This 4 year-old male presented with vomiting. The image (axial T2W MRI) demonstrates a midline posterior fossa mass, which appears to arise from the cerebellar vermis and displace the 4th ventricle anteriorly. Post-gadolinium scans (not shown) demonstrated patchy enhancement. There was associated non-communicating hydrocephalus.

Medulloblastoma is a subtype of primitive neuroectodermal tumour (PNET) occurring in the posterior fossa of children. 75% are midline (vermis), and 75% are in patients less than 15 years. One third of posterior fossa tumours in children are medulloblastomas. There is frequently (50%) dissemination via the cerebrospinal fluid at the time of diagnosis.

Medulloblastomas are usually hyperdense on non-contrast CT, and may calcify (15%). Homogeneous contrast enhancement is usual. Typical MR findings are hypointense T1W signal, and variable T2W. Cysts may be seen in 75-80%.

Metastases occurs predominantly to other CNS locations.
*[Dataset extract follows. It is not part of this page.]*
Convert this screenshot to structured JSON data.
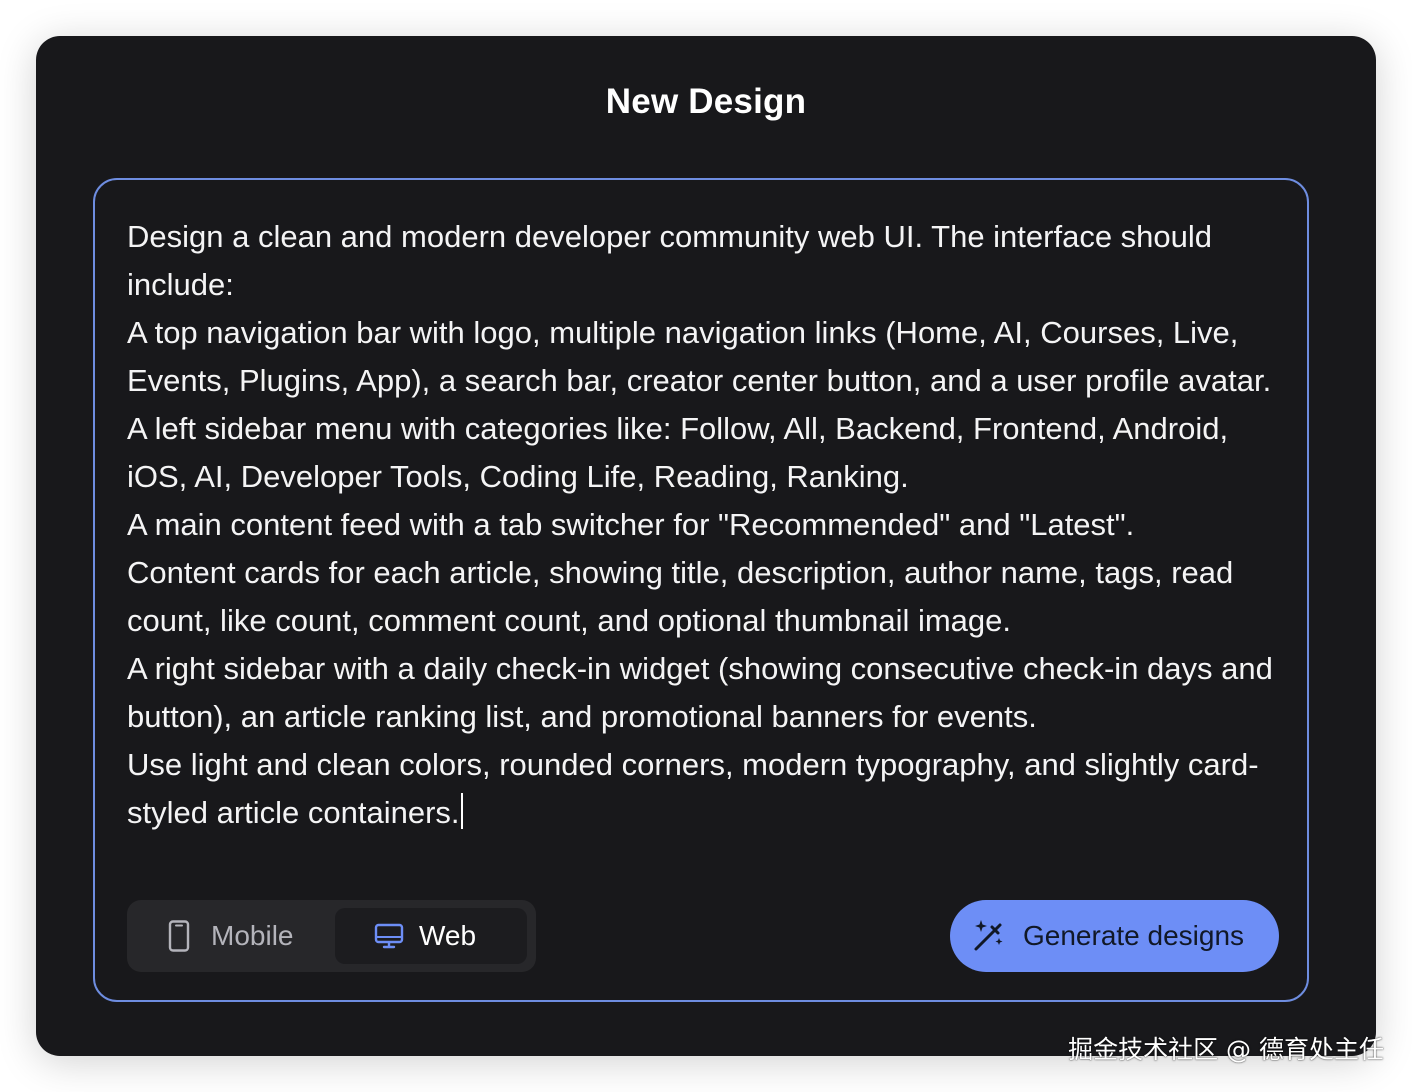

Extracranial metastases occur, predominantly to bone. Contrast-enhanced MRI is the modality of choice to demonstrate CSF spread, and the spine should always be included.
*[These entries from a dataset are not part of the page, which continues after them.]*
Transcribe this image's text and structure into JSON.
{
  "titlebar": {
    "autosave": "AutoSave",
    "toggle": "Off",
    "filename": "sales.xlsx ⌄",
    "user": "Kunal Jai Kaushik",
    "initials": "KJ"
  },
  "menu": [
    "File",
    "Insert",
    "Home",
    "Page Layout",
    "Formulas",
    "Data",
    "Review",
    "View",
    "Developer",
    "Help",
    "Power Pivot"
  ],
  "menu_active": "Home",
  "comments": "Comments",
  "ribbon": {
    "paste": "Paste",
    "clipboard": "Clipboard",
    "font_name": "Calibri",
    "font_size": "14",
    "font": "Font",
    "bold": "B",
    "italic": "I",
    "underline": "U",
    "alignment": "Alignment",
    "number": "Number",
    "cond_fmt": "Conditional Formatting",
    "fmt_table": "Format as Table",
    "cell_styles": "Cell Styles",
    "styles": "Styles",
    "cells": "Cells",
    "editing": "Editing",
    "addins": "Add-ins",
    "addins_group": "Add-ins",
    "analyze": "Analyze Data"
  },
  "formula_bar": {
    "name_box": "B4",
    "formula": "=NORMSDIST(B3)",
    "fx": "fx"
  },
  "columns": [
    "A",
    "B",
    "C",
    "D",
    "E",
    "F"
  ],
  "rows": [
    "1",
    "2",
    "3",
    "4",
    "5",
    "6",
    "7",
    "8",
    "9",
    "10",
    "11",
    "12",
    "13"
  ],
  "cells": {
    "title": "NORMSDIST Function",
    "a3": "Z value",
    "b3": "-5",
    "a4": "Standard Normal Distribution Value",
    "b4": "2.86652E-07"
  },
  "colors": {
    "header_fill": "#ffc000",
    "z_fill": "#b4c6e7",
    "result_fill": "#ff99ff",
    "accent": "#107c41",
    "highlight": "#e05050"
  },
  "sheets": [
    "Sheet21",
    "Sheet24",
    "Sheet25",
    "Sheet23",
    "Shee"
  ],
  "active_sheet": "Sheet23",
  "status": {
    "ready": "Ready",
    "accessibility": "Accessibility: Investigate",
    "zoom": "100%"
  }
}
Reference: Osborn AG. Diagnostic Neuroradiology, Mosby, 1994.

Credit: Dr Laughlin Dawes